Kind Cinnamon Oat Bars. Not all Kind Bars are low in sugar and nut-free, but these are, which make them a great choice for school. With only 5g of sugar and 2g of fiber, these are a healthy and filling choice.
Lära bars. Made exclusively with dried fruit and nuts (so not school friendly), these are high in good fats and natural sugars from the fruit. I have my kids split a bar.
If time was never an issue and groceries magically appeared in our fridge, our kids would live on a diet of all homemade food all the time, but in reality, we do a mix of fresh foods, homemade snacks, and packaged ones. Here are our go-tos: 1. Organic popcorn
2. Sliced veggies like red peppers, cucumbers, and baby carrots with mini to-go hummus. These don't require refrigeration--perfect for on-the-go.
4. Store brought granola bars: Check out our post on our favorite granola bars!
5. Apple slices with peanut butter or sunbutter
6. Applesauce pouches.Look for ones that have apples and water as the only ingredients and steer clear of ones that have fruit concentrates (another word for added sugar). We do Mott's Unsweetened Applesauce .
7. Yogurt sticks. We love the Siggis brand for being low in sugar and high in protein. The kids love these frozen.
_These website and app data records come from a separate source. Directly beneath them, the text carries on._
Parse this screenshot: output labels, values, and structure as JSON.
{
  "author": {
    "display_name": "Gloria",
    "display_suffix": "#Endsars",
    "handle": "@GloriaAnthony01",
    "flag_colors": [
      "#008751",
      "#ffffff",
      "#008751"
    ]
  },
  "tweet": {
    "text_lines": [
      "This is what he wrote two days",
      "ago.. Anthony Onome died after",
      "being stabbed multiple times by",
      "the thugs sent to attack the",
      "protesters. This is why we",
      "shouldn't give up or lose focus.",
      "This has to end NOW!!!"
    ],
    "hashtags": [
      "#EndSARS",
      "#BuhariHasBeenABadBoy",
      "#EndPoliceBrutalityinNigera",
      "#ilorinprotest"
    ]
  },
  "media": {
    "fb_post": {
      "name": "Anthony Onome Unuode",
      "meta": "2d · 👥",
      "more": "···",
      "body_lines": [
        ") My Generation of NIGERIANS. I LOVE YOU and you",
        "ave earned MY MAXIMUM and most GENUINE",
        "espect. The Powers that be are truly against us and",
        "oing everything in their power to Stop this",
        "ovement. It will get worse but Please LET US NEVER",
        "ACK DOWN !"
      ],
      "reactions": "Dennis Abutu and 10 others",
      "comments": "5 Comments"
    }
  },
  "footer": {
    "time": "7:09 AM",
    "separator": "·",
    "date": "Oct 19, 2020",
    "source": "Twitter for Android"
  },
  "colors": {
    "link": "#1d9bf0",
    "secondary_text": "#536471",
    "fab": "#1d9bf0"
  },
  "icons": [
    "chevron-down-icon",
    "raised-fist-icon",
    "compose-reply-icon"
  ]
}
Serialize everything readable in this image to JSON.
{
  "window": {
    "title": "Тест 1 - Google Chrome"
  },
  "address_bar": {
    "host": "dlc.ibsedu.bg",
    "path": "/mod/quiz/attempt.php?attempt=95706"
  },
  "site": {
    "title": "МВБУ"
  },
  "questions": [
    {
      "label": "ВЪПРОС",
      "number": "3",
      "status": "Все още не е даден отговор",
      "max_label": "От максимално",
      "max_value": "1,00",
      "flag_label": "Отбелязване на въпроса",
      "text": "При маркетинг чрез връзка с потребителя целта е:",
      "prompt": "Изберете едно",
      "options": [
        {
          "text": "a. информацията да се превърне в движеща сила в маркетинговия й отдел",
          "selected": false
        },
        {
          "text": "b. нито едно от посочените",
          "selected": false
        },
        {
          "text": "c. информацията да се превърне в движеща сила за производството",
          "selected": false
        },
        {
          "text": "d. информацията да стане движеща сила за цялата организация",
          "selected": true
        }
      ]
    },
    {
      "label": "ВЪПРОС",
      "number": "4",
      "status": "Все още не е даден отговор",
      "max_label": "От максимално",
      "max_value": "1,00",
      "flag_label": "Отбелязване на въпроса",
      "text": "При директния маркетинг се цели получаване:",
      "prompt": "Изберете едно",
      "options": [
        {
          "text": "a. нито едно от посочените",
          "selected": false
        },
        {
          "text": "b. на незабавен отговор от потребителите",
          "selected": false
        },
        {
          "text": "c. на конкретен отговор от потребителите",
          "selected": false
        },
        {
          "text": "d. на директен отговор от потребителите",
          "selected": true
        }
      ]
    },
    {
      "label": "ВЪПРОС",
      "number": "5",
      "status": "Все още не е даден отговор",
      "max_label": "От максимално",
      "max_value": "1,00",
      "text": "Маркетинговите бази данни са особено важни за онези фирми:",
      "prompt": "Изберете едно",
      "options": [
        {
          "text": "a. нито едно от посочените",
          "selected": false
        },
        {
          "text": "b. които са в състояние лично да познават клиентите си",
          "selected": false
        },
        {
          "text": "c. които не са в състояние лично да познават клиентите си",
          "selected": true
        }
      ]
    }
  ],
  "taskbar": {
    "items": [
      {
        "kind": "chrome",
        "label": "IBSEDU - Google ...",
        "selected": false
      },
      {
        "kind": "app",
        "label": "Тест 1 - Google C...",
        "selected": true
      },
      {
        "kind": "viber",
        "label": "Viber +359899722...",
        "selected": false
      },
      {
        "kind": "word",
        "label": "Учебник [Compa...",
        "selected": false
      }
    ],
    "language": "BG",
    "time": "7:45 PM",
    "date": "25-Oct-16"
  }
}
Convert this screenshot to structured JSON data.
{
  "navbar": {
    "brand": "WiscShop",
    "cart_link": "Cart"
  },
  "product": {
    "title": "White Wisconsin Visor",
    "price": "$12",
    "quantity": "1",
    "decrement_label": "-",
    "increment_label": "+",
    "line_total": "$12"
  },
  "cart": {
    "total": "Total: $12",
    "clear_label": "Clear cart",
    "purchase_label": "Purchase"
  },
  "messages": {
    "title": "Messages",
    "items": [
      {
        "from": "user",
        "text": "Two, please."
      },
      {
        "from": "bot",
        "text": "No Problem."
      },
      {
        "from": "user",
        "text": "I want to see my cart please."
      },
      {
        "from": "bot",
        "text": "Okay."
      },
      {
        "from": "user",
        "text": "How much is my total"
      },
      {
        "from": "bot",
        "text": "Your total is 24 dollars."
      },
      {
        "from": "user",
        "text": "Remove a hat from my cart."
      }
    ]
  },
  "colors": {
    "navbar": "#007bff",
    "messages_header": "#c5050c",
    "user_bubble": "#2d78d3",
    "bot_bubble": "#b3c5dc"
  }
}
8. A bowl of cereal with milk. Check our our post on our picks for the healthiest cereals
9. Mini whole wheat bagels with cream cheese or peanut butter
10. Cheese and crackers
11. String cheese. Our kids love the new character string cheese (and often fight over whether I should buy Spiderman or Paw Patrol!)
12. Whole fruit--apples, bananas, peaches, plums. They're so portable and can stay for a day or two in your purse or in your car.
13. Chopped fruit, like watermelon, cantaloupe, and raspberries and blueberries, which double as a hydration for hot summer days.
14.Harvest Snaps Pea Crisps. The kids LOVE these, and I love how they have natural protein from the peas.
15. Homemade trail mix. We make ours nut free with Cheerios, raisins, chocolate chips, and sunflower seeds.
Delicious when peaches are in season and when they're not (buy frozen slices), this salsa is delicious served with fresh pita chips or as a tropical topping for grilled fish, chicken, or tacos. Add a scoop to your toddler's high chair for a fun and colorful finger food. It's a crowd pleaser! Plus, peaches pack a nutritious punch. Click here to read all about the health benefits of peaches, plus the best ways to pick 'em and store 'em!
Easy Peasy Peach Salsa Ingredients 1 pound tomatoes, diced 1 bell pepper, seeded and finely diced 2 jalapenos, seeded and finely diced (optional) 1 medium red onion, finely diced 1½ pounds peaches, diced * ½ bunch cilantro, chopped 2 Tbsp. lime juice 1½ tsp salt, or to taste ¼ tsp freshly ground black pepper or to taste Directions: Combine all ingredients in a bowl and refrigerate for at least a half hour (or up to 2 days) to allow the flavors to develop.
*I liked the slightly larger dice for peaches to give them more of the center stage in this salsa. No need to peel them. You won't notice the peels and the color is prettier with the peel on.